- **What is being asked**
Give the number of lines in the listing that contain the word "elements", and nothing besides.

--- Data supplied ---

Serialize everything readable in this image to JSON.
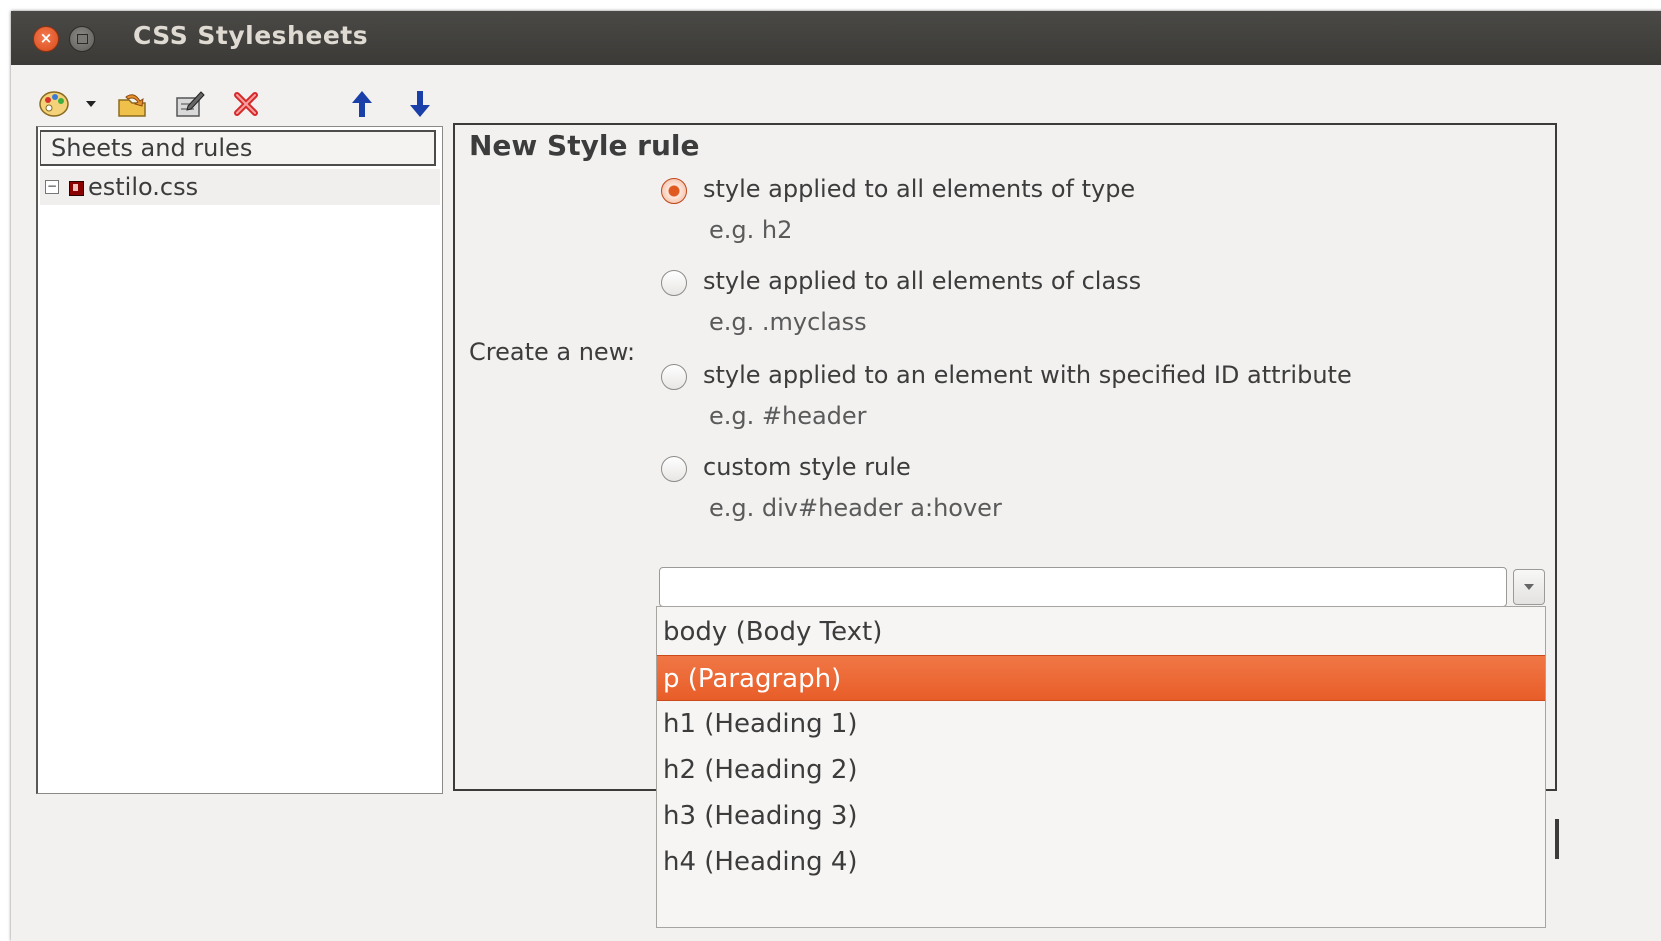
{
  "window": {
    "title": "CSS Stylesheets"
  },
  "toolbar": {
    "icons": [
      "palette-icon",
      "dropdown-arrow-icon",
      "import-icon",
      "edit-icon",
      "delete-icon",
      "move-up-icon",
      "move-down-icon"
    ]
  },
  "tree": {
    "header": "Sheets and rules",
    "items": [
      {
        "label": "estilo.css",
        "expanded": true
      }
    ]
  },
  "panel": {
    "title": "New Style rule",
    "create_label": "Create a new:",
    "options": [
      {
        "label": "style applied to all elements of type",
        "hint": "e.g. h2",
        "checked": true
      },
      {
        "label": "style applied to all elements of class",
        "hint": "e.g. .myclass",
        "checked": false
      },
      {
        "label": "style applied to an element with specified ID attribute",
        "hint": "e.g. #header",
        "checked": false
      },
      {
        "label": "custom style rule",
        "hint": "e.g. div#header a:hover",
        "checked": false
      }
    ],
    "combo_value": ""
  },
  "dropdown": {
    "items": [
      "body (Body Text)",
      "p (Paragraph)",
      "h1 (Heading 1)",
      "h2 (Heading 2)",
      "h3 (Heading 3)",
      "h4 (Heading 4)"
    ],
    "selected": "p (Paragraph)"
  },
  "colors": {
    "accent": "#e8622c",
    "titlebar": "#3c3b37",
    "window_bg": "#f2f1f0"
  }
}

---

- **Reply**
2